→ **ASSIGNMENT**
The string "toán" appears in some lines of the entries that follow; copy each such line.

DATA RECORDS Start Marker

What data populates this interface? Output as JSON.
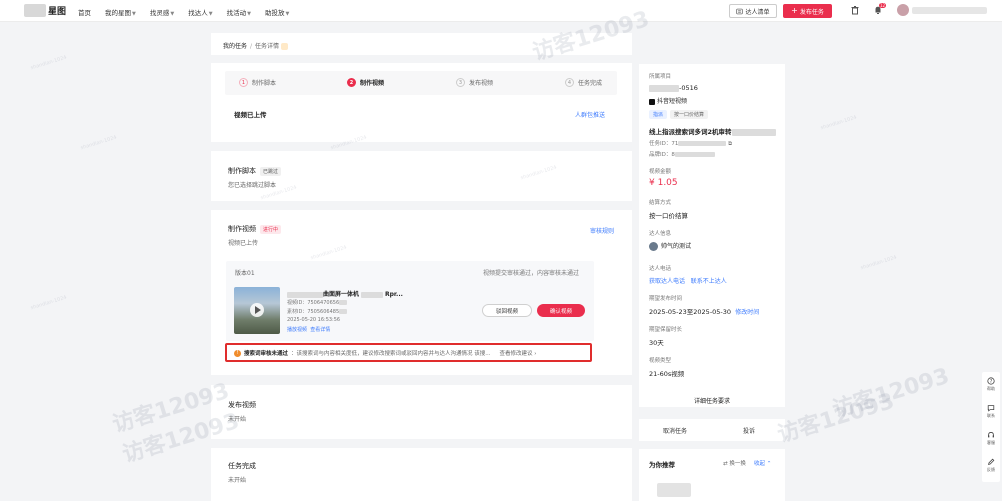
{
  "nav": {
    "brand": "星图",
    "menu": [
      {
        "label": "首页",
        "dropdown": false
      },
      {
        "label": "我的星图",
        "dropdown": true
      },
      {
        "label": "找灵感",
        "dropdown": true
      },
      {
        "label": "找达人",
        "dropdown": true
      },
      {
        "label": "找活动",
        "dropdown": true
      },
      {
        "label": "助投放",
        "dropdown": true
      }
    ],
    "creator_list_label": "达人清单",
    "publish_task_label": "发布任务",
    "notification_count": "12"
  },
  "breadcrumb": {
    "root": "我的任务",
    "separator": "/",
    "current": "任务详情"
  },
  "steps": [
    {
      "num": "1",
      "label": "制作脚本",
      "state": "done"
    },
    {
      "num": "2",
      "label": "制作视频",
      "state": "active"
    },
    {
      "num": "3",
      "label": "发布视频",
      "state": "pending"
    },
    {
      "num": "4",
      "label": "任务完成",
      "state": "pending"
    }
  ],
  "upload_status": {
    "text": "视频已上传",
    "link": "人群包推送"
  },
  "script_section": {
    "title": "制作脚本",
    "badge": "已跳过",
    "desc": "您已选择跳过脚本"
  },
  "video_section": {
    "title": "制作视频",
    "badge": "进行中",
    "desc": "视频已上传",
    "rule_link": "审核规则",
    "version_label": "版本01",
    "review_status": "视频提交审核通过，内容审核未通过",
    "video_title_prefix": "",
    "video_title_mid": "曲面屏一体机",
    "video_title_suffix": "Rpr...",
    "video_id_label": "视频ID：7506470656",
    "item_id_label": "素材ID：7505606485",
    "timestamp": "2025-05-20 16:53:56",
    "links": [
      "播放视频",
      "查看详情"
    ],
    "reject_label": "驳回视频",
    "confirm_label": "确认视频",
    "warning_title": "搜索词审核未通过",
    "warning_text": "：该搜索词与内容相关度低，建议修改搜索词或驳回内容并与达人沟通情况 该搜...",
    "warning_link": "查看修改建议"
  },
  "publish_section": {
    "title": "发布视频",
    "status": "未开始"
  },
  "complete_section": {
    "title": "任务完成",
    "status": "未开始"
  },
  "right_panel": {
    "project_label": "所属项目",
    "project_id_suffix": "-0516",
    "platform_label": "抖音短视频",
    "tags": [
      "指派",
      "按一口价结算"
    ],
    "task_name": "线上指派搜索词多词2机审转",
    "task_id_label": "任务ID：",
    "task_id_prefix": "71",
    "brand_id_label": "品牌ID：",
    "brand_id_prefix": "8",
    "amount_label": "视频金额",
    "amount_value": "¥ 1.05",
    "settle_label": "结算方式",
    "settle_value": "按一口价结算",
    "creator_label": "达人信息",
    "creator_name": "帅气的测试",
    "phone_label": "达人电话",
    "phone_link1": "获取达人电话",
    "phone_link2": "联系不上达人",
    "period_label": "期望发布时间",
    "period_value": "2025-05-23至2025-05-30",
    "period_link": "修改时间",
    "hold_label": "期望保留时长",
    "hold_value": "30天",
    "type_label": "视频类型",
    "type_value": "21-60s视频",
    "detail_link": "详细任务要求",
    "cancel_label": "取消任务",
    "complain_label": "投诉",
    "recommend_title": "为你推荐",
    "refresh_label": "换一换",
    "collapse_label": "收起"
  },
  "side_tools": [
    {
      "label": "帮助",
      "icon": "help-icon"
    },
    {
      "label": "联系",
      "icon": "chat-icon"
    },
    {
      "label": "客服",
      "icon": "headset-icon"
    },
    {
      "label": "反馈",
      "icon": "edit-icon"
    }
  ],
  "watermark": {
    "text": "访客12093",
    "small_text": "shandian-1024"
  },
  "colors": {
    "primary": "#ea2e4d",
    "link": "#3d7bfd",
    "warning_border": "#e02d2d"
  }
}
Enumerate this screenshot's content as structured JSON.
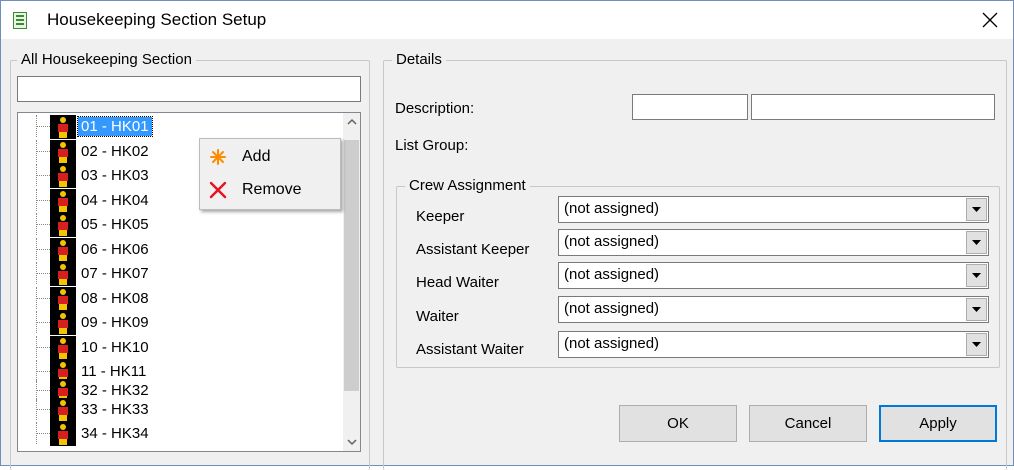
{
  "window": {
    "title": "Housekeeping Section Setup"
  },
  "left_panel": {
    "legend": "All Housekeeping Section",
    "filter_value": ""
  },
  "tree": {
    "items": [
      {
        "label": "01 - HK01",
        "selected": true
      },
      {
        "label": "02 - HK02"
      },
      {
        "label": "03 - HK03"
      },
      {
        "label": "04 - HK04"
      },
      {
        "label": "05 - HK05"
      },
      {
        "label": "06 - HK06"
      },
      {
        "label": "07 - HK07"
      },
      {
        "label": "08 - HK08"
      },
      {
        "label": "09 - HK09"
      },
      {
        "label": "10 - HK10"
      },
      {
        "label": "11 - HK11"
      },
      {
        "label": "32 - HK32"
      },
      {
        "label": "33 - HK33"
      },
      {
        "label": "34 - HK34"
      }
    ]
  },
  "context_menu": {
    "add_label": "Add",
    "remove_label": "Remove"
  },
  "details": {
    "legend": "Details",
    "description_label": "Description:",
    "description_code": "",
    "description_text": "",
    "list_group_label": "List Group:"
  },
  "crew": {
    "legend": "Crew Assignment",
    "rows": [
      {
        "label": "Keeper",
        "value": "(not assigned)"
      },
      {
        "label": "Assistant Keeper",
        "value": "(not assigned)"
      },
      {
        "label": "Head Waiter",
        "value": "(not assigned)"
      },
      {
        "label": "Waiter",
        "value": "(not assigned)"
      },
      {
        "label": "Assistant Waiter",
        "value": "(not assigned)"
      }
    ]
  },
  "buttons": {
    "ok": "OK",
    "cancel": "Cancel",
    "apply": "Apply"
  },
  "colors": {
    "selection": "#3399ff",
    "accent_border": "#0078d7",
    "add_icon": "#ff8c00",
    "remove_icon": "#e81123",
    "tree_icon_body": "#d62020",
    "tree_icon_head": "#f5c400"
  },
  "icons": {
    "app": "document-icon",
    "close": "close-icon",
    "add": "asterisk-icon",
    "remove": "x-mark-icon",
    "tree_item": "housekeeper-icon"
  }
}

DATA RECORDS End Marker
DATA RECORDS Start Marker

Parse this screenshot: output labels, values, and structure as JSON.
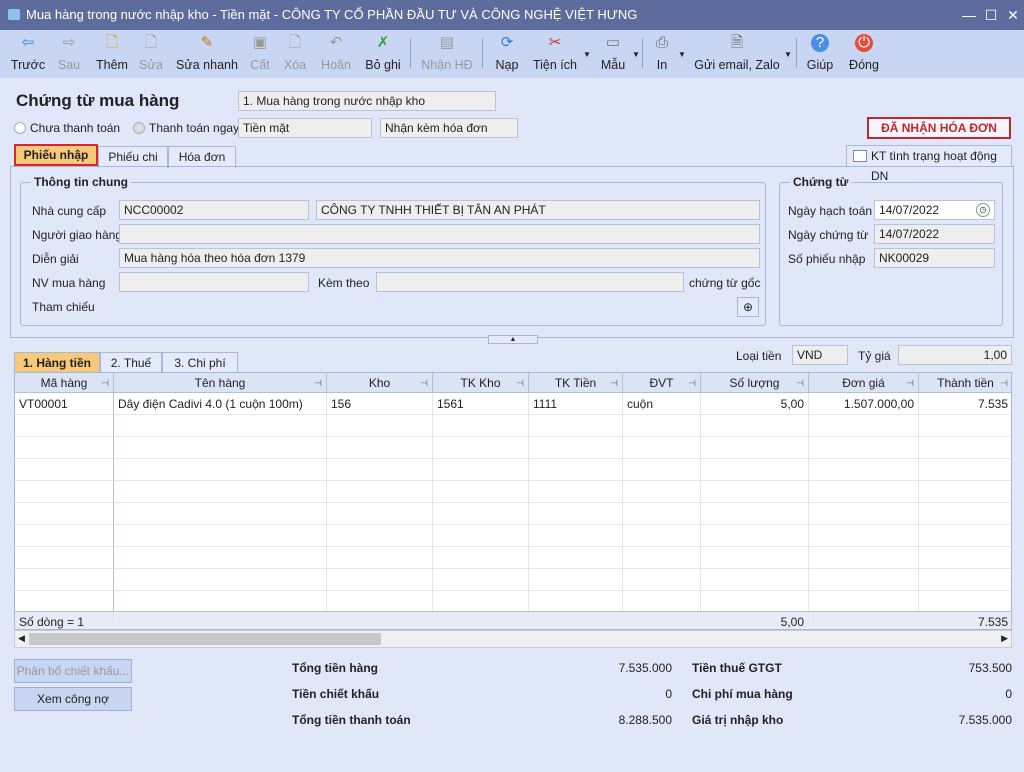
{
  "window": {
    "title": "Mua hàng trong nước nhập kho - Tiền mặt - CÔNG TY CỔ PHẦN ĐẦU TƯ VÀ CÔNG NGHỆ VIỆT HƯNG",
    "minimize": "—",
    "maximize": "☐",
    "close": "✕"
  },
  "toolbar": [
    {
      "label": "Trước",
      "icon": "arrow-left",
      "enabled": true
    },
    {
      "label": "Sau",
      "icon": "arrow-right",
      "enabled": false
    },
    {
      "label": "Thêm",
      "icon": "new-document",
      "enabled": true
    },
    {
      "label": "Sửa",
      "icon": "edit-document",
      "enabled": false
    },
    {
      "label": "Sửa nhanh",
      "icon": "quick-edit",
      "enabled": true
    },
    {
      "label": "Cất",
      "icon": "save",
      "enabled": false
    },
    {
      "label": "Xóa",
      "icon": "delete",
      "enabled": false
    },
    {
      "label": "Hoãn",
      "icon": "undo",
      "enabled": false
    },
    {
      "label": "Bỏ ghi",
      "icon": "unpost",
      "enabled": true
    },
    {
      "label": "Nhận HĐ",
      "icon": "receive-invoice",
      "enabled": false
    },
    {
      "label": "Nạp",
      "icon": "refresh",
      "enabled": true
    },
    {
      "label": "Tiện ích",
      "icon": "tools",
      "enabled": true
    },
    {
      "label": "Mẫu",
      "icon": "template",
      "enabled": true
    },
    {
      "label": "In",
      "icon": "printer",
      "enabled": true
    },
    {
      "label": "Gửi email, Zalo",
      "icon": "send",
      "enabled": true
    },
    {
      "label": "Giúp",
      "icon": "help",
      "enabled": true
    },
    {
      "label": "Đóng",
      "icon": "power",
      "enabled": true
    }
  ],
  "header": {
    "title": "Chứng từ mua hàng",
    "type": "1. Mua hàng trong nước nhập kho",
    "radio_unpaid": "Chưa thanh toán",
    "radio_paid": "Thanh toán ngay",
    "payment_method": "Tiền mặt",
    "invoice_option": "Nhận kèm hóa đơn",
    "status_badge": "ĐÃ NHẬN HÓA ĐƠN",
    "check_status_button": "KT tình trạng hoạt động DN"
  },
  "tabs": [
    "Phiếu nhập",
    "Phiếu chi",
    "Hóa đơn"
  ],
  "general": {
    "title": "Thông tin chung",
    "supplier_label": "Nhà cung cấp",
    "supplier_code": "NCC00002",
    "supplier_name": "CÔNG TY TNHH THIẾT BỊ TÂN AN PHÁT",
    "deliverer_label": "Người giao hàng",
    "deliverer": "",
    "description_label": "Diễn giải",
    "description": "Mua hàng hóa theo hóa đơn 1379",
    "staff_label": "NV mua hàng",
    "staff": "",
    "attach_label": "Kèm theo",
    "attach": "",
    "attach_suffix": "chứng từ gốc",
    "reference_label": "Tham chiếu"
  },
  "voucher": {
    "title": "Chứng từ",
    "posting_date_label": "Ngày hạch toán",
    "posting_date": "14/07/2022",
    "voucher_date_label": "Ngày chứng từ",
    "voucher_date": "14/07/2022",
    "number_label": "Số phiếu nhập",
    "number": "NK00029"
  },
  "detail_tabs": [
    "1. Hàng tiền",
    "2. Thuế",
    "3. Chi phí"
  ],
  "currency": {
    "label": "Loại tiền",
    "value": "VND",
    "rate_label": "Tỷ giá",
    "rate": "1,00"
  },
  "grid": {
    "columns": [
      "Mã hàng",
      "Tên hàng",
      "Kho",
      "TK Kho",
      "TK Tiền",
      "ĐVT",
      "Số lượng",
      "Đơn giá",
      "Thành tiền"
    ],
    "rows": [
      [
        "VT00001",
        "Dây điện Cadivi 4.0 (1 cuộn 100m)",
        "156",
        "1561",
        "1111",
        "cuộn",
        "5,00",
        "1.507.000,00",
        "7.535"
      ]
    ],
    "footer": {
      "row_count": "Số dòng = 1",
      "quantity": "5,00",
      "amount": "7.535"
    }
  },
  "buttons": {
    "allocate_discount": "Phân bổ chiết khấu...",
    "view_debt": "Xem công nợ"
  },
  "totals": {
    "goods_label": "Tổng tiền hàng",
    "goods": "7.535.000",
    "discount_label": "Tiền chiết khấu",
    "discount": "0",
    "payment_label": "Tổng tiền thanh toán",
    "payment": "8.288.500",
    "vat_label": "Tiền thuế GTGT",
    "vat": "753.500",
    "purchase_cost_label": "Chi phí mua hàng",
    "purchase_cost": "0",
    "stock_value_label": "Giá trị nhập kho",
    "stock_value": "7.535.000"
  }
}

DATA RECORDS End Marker

→ **EXERCISE RESULT**
    "radio_unpaid": "Chưa thanh toán",
    "radio_paid": "Thanh toán ngay",
    "posting_date_label": "Ngày hạch toán",
    "payment_label": "Tổng tiền thanh toán",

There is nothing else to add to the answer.